Acute respiratory distress syndrome is a major complication of SARS-CoV-2 is a condition in which severely obese individuals are more likely to develop it.

The study pointed out that severe obesity was linked to ICU admission, while a history of heart disease and obesity were independently associated with the use of mechanical ventilators.

The study

The authors analyzed the data of over 100 patients hospitalized due to COVID-19 and performed a multivariate logistic regression analysis. The findings revealed the following:

  • 39.8% of them were admitted to the ICU and required ventilator support
  • 47.5% of them were obese
  • Severe obesity was associated with ICU admission
  • People with severe obesity needed mechanical ventilators

“Increased vigilance and aggressive treatment of patients with obesity and COVID‐19 are warranted,” concluded the study.

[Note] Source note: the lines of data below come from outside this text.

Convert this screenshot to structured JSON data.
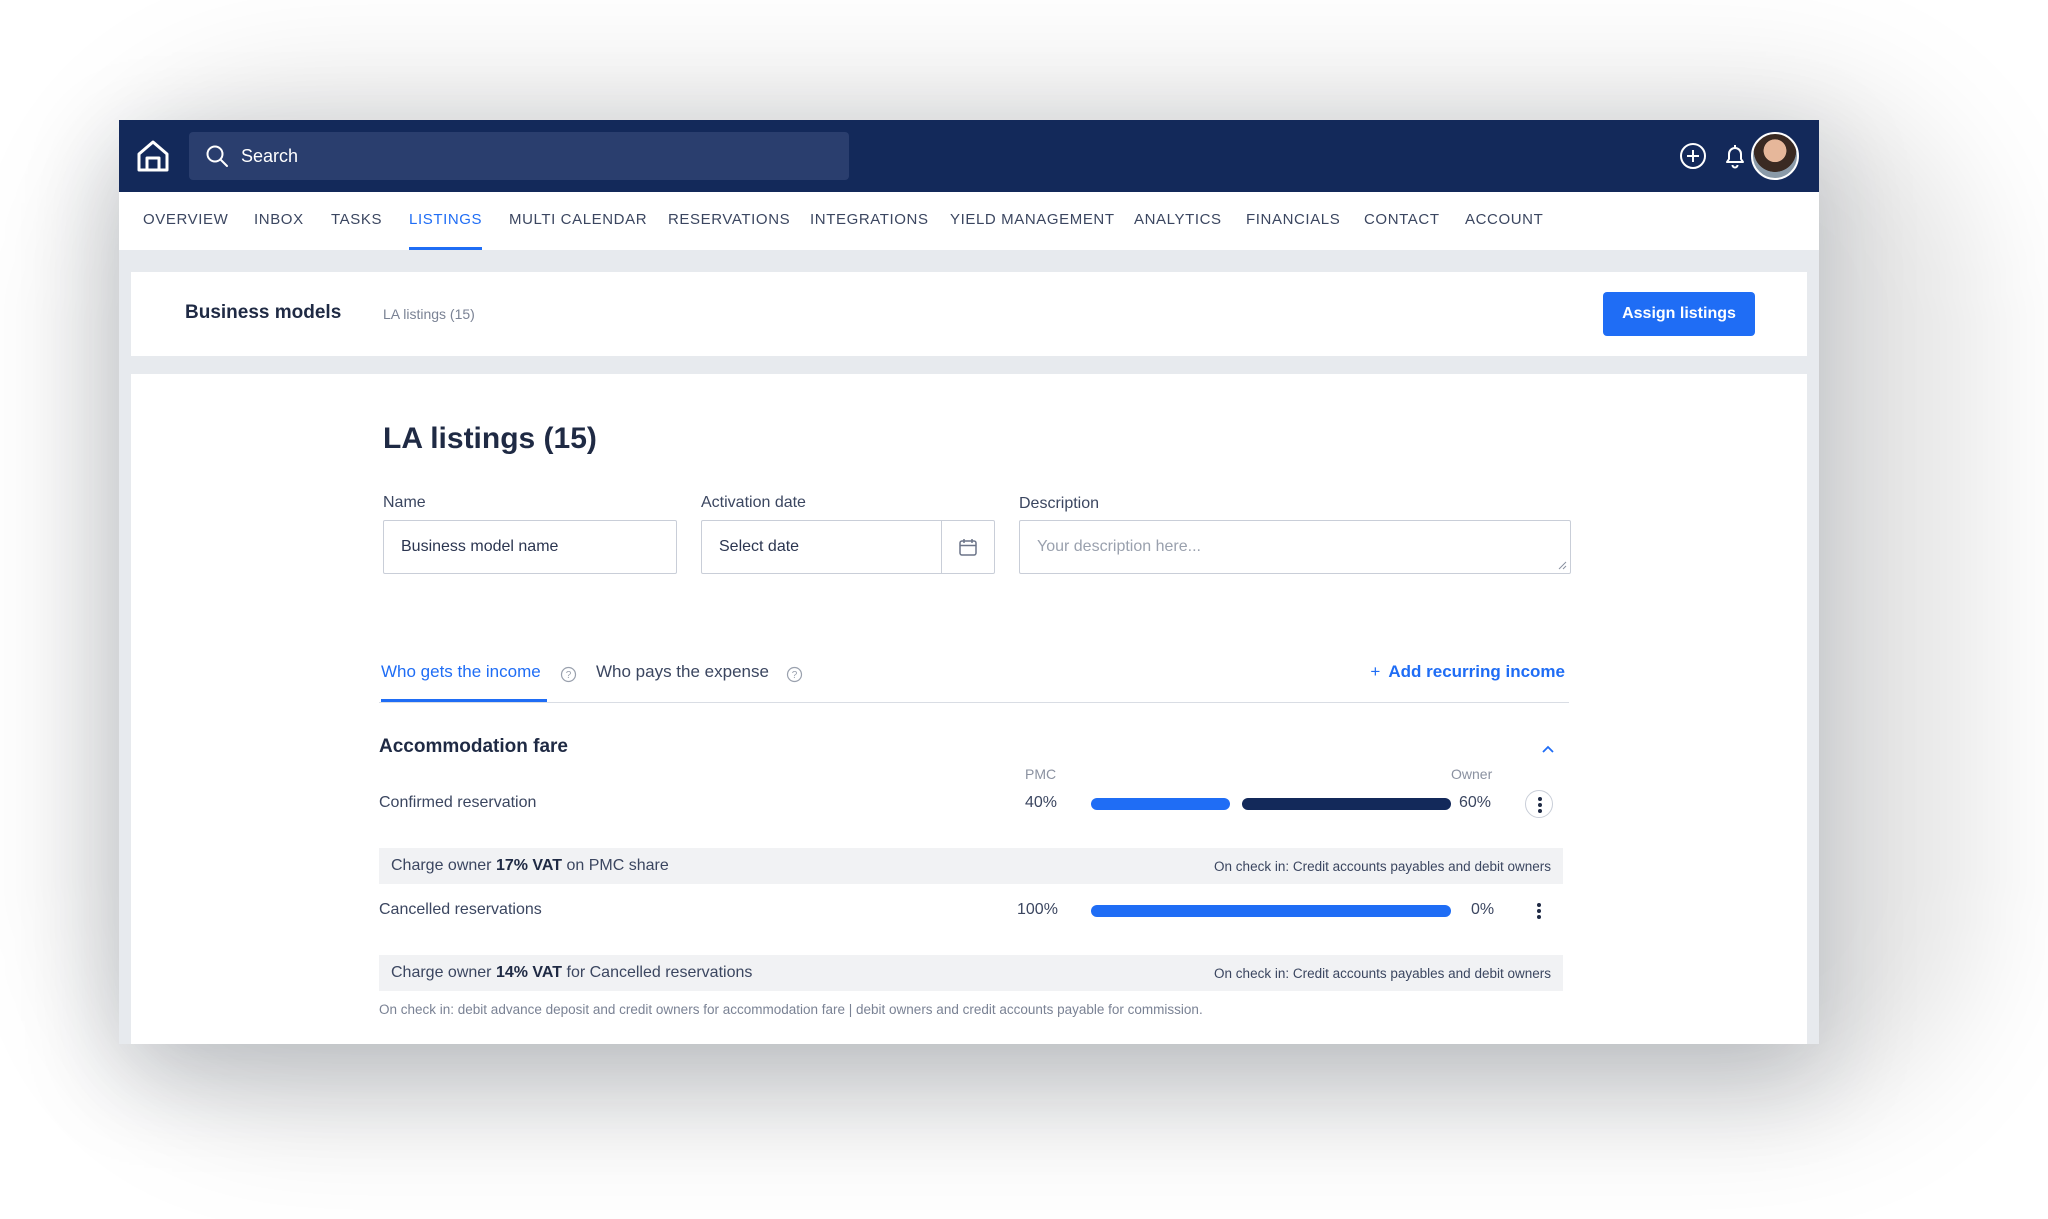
{
  "search": {
    "placeholder": "Search"
  },
  "nav": [
    {
      "label": "OVERVIEW"
    },
    {
      "label": "INBOX"
    },
    {
      "label": "TASKS"
    },
    {
      "label": "LISTINGS"
    },
    {
      "label": "MULTI CALENDAR"
    },
    {
      "label": "RESERVATIONS"
    },
    {
      "label": "INTEGRATIONS"
    },
    {
      "label": "YIELD MANAGEMENT"
    },
    {
      "label": "ANALYTICS"
    },
    {
      "label": "FINANCIALS"
    },
    {
      "label": "CONTACT"
    },
    {
      "label": "ACCOUNT"
    }
  ],
  "nav_active": "LISTINGS",
  "header": {
    "title": "Business models",
    "breadcrumb": "LA listings (15)",
    "assign_button": "Assign listings"
  },
  "form": {
    "page_title": "LA listings (15)",
    "name_label": "Name",
    "name_value": "Business model name",
    "activation_label": "Activation date",
    "activation_value": "Select date",
    "description_label": "Description",
    "description_placeholder": "Your description here..."
  },
  "tabs": {
    "income": "Who gets the income",
    "expense": "Who pays the expense",
    "add_recurring": "Add recurring income"
  },
  "section": {
    "title": "Accommodation fare",
    "pmc_caption": "PMC",
    "owner_caption": "Owner",
    "rows": [
      {
        "label": "Confirmed reservation",
        "pmc_pct": "40%",
        "owner_pct": "60%",
        "pmc_share": 0.4,
        "vat_prefix": "Charge owner ",
        "vat_bold": "17% VAT",
        "vat_suffix": " on PMC share",
        "vat_note": "On check in: Credit accounts payables and debit owners"
      },
      {
        "label": "Cancelled reservations",
        "pmc_pct": "100%",
        "owner_pct": "0%",
        "pmc_share": 1.0,
        "vat_prefix": "Charge owner ",
        "vat_bold": "14% VAT",
        "vat_suffix": " for Cancelled reservations",
        "vat_note": "On check in: Credit accounts payables and debit owners"
      }
    ],
    "footnote": "On check in:  debit advance deposit and credit owners for accommodation fare | debit owners and credit accounts payable for commission."
  },
  "colors": {
    "navy": "#13295a",
    "accent_blue": "#1f6df5",
    "strip_gray": "#f1f2f4"
  },
  "icons": [
    "home-logo-icon",
    "search-icon",
    "plus-circle-icon",
    "bell-icon",
    "calendar-icon",
    "help-icon",
    "chevron-up-icon",
    "more-vertical-icon"
  ]
}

When ARDS occurs, it reduces the ability of blood vessels to distribute oxygen throughout the body. The low blood oxygen levels prevent the lungs from expanding properly and lead to breathing difficulties. Other organs also fail to receive adequate amounts of oxygen and this could lead to complications including blood clots, infections, and more complicated lung issues and organ failure.

“Since obesity contributes to heart disease, among the reasons COVID-19 is especially dangerous to heart patients is arterial plaque buildup, known as coronary artery disease. This increases the risk of COVID-19 especially in cases where the patient is 65 years old or older. Because of age, the plaque has been building up for many years. This places an undue strain on the heart and the cardiovascular system,” Midland Daily News quoted Dr. Omar P. Haqqani, the chief of Vascular and Endovascular Surgery at Vascular Health Clinics in Midland as saying.

“It is now more important than ever to control obesity. Even with social distancing, those with high BMI numbers can take action to help reduce the risk of COVID-19 and health issues. With a physician's guidance, diet, exercise, and lifestyle practices may have long-term, positive effects,” added Dr. Omar.

As of 2019, about 40% of Americans are considered obese and 18% are severely obese. Severe obesity is defined as a BMI above 35.

Obesity epidemic is on the rise taniadimas, Pixabay